“His mind raced like a baboon on steroids”
That pretty much sums up “God on Trial.” In his dramatization of a schizophrenic’s quest to hold God accountable for all the sins of humanity, author Sabri Bebawi explores some of the questions that leave many individuals - religious or not - struggling to come to grips with the world as we know it. If God is omniscient and loving, how can he allow abuses such as the main character endured such as childhood sexual assault, as well as global injustice like war or slavery? Indeed, one may ask how God could allow something like mental health conditions such as schizophrenia.

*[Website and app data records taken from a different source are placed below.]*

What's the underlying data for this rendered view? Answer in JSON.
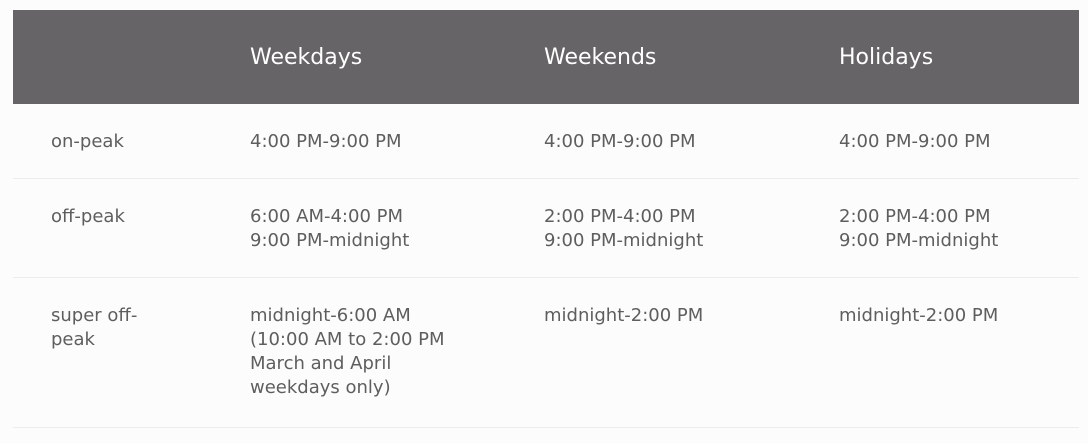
{
  "table": {
    "headers": [
      "",
      "Weekdays",
      "Weekends",
      "Holidays"
    ],
    "rows": [
      {
        "label": "on-peak",
        "weekdays": [
          "4:00 PM-9:00 PM"
        ],
        "weekends": [
          "4:00 PM-9:00 PM"
        ],
        "holidays": [
          "4:00 PM-9:00 PM"
        ]
      },
      {
        "label": "off-peak",
        "weekdays": [
          "6:00 AM-4:00 PM",
          "9:00 PM-midnight"
        ],
        "weekends": [
          "2:00 PM-4:00 PM",
          "9:00 PM-midnight"
        ],
        "holidays": [
          "2:00 PM-4:00 PM",
          "9:00 PM-midnight"
        ]
      },
      {
        "label": "super off-peak",
        "weekdays": [
          "midnight-6:00 AM",
          "(10:00 AM to 2:00 PM March and April weekdays only)"
        ],
        "weekends": [
          "midnight-2:00 PM"
        ],
        "holidays": [
          "midnight-2:00 PM"
        ]
      }
    ]
  },
  "colors": {
    "header_bg": "#666466",
    "header_text": "#ffffff",
    "body_text": "#5e5e5e",
    "row_divider": "#ececec",
    "page_bg": "#fcfcfc"
  }
}
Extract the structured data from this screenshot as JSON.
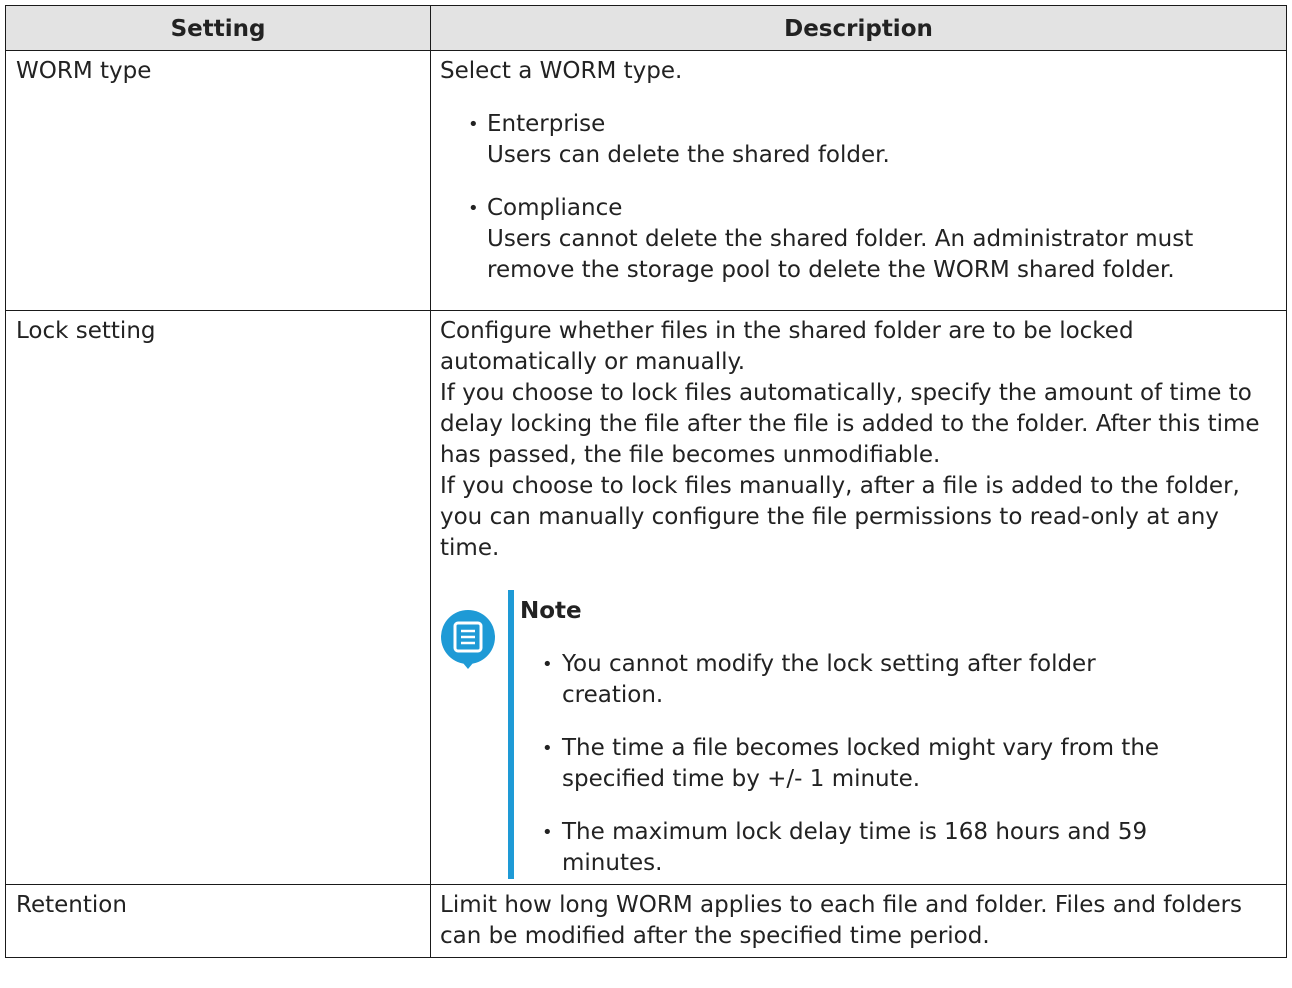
{
  "table": {
    "headers": [
      "Setting",
      "Description"
    ],
    "rows": [
      {
        "setting": "WORM type",
        "intro": "Select a WORM type.",
        "options": [
          {
            "name": "Enterprise",
            "text": "Users can delete the shared folder."
          },
          {
            "name": "Compliance",
            "text": "Users cannot delete the shared folder. An administrator must remove the storage pool to delete the WORM shared folder."
          }
        ]
      },
      {
        "setting": "Lock setting",
        "paragraphs": [
          "Configure whether files in the shared folder are to be locked automatically or manually.",
          "If you choose to lock files automatically, specify the amount of time to delay locking the file after the file is added to the folder. After this time has passed, the file becomes unmodifiable.",
          "If you choose to lock files manually, after a file is added to the folder, you can manually configure the file permissions to read-only at any time."
        ],
        "note": {
          "icon": "note-icon",
          "title": "Note",
          "items": [
            "You cannot modify the lock setting after folder creation.",
            "The time a file becomes locked might vary from the specified time by +/- 1 minute.",
            "The maximum lock delay time is 168 hours and 59 minutes."
          ]
        }
      },
      {
        "setting": "Retention",
        "paragraphs": [
          "Limit how long WORM applies to each file and folder. Files and folders can be modified after the specified time period."
        ]
      }
    ]
  },
  "colors": {
    "header_bg": "#e3e3e3",
    "border": "#1a1a1a",
    "note_accent": "#1e9ad6"
  }
}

Interestingly to me, the author immediately jumps to the position that A) God does exist - for how can you put to trial someone who does not and has never existed, even if you have to try Him in absentia and B) He is ultimately responsible for all the ills of the world, although no mention of Him having a hand in anything good in the world is ever addressed. I think that the main character’s mental health issues may be a bit of a crutch in this instance, because if anyone genuinely pursues legal action, anticipating the defense is a crucial step, even if the suit is filed in the fictional “International Court of Justice.” While I found the schizoprenia an interesting part of the character’s development, because it was blatant from very early on in the novel it made a lot of things easy to dismiss, including some of the chaotic ramblings of the character and perhaps some of the writing depth. I think I would have preferred for that to be a revelation at the end, just after the reader convinces himself that perhaps he has a point about God. In addition, the character suffering the effects of undiagnosed schizophrenia in his late fifties is a bit of a jump for anyone who has ever interacted with the mental health setting, as schizophrenia is well known as an early-onset disease, usually being diagnosed during early 20’s and if left untreated a schizophrenic individual is more likely to end up living in a prison or mental health institution rather than independently.
As interesting as the subject matter is, I found the argument presented in a rather confusing way. Some of this could be attributed to the main character’s mental state, but as stated before this can only be a crutch for so long. The character descriptions of his hallucinatory friends are just that, basic character descriptions that an author would use when fleshing out bits of the story. Rather than revealing their nuances during the story he gives a basic description at the character introduction like, “He is a typical commissioner or inspector detective.” I also found it distracting when the author jumped from several points of view that were not the character’s hallucinations - for instance at the end the story began to be told from the detective’s point of view rather than the main character’s. There are also a few little clues to the author struggling a bit with English, which is not Bebawi’s first language, such as the name “Savanna” being spelled two different ways, Savana at the beginning and Savanna at the end. That being said, knowing that it is not his first language he does a good job navigating the format of fiction.
The premise of putting God on trial is an interesting one, however I’m not sure that this book fully fleshes it out. The idea of fictionalizing it makes it more approachable, setting it in the mind of schizophrenic gives the reader a safe but ultimately easily dismissed space to contemplate, and the fact that basically all the evidence presented was a few verses in the Torah, New Testament and Qur'an leaves the reader wondering what exactly was the point of the story - that the idea is only contemplated by those with mental health issues or that fictional trials actually can help resolve issues? In the end basically it seemed that the point of schizophrenia running in families was made rather than the idea of prosecuting God is a valid notion.